* Work required:
Each entry in the material below should be copied without any alteration.

* Data supplied:
-- Opening Marker --

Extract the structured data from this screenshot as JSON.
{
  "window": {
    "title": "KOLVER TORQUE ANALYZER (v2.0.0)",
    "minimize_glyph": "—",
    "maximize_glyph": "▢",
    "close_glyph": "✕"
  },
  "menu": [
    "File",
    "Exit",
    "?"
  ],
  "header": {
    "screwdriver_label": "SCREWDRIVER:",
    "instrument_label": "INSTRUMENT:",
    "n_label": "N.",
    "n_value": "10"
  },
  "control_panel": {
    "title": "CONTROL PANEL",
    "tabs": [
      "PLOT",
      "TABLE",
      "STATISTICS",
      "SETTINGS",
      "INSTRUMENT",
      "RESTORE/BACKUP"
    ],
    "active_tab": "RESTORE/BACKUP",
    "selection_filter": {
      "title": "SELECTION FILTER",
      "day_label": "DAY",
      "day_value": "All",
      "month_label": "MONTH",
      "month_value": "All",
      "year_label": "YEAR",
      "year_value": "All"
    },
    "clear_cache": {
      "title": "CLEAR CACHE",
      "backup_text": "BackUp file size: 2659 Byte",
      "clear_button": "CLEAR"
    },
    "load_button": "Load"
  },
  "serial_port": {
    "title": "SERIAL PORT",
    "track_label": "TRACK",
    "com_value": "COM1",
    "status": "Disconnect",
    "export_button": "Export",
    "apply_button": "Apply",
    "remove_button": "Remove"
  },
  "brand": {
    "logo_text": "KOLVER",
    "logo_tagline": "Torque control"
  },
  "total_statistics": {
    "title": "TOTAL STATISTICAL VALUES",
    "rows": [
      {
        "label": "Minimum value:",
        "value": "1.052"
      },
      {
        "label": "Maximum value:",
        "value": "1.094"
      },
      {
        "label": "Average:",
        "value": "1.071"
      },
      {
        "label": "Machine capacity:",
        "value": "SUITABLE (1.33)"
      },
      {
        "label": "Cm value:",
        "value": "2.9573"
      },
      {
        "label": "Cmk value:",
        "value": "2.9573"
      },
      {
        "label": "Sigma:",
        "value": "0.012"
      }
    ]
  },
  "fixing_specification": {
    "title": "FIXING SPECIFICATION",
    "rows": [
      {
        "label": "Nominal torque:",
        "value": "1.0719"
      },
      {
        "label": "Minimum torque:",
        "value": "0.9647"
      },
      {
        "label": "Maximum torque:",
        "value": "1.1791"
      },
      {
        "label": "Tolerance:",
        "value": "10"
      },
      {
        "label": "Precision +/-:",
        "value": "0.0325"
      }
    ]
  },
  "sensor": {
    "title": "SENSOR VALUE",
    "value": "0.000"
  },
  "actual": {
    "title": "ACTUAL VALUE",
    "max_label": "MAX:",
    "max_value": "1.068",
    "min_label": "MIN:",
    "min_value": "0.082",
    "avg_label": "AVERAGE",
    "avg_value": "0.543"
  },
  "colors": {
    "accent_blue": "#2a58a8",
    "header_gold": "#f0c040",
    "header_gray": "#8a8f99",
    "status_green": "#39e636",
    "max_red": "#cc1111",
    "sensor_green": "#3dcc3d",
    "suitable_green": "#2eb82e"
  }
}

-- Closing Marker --

* Task solution:
Extract the structured data from this screenshot as JSON.
{
  "window": {
    "title": "KOLVER TORQUE ANALYZER (v2.0.0)",
    "minimize_glyph": "—",
    "maximize_glyph": "▢",
    "close_glyph": "✕"
  },
  "menu": [
    "File",
    "Exit",
    "?"
  ],
  "header": {
    "screwdriver_label": "SCREWDRIVER:",
    "instrument_label": "INSTRUMENT:",
    "n_label": "N.",
    "n_value": "10"
  },
  "control_panel": {
    "title": "CONTROL PANEL",
    "tabs": [
      "PLOT",
      "TABLE",
      "STATISTICS",
      "SETTINGS",
      "INSTRUMENT",
      "RESTORE/BACKUP"
    ],
    "active_tab": "RESTORE/BACKUP",
    "selection_filter": {
      "title": "SELECTION FILTER",
      "day_label": "DAY",
      "day_value": "All",
      "month_label": "MONTH",
      "month_value": "All",
      "year_label": "YEAR",
      "year_value": "All"
    },
    "clear_cache": {
      "title": "CLEAR CACHE",
      "backup_text": "BackUp file size: 2659 Byte",
      "clear_button": "CLEAR"
    },
    "load_button": "Load"
  },
  "serial_port": {
    "title": "SERIAL PORT",
    "track_label": "TRACK",
    "com_value": "COM1",
    "status": "Disconnect",
    "export_button": "Export",
    "apply_button": "Apply",
    "remove_button": "Remove"
  },
  "brand": {
    "logo_text": "KOLVER",
    "logo_tagline": "Torque control"
  },
  "total_statistics": {
    "title": "TOTAL STATISTICAL VALUES",
    "rows": [
      {
        "label": "Minimum value:",
        "value": "1.052"
      },
      {
        "label": "Maximum value:",
        "value": "1.094"
      },
      {
        "label": "Average:",
        "value": "1.071"
      },
      {
        "label": "Machine capacity:",
        "value": "SUITABLE (1.33)"
      },
      {
        "label": "Cm value:",
        "value": "2.9573"
      },
      {
        "label": "Cmk value:",
        "value": "2.9573"
      },
      {
        "label": "Sigma:",
        "value": "0.012"
      }
    ]
  },
  "fixing_specification": {
    "title": "FIXING SPECIFICATION",
    "rows": [
      {
        "label": "Nominal torque:",
        "value": "1.0719"
      },
      {
        "label": "Minimum torque:",
        "value": "0.9647"
      },
      {
        "label": "Maximum torque:",
        "value": "1.1791"
      },
      {
        "label": "Tolerance:",
        "value": "10"
      },
      {
        "label": "Precision +/-:",
        "value": "0.0325"
      }
    ]
  },
  "sensor": {
    "title": "SENSOR VALUE",
    "value": "0.000"
  },
  "actual": {
    "title": "ACTUAL VALUE",
    "max_label": "MAX:",
    "max_value": "1.068",
    "min_label": "MIN:",
    "min_value": "0.082",
    "avg_label": "AVERAGE",
    "avg_value": "0.543"
  },
  "colors": {
    "accent_blue": "#2a58a8",
    "header_gold": "#f0c040",
    "header_gray": "#8a8f99",
    "status_green": "#39e636",
    "max_red": "#cc1111",
    "sensor_green": "#3dcc3d",
    "suitable_green": "#2eb82e"
  }
}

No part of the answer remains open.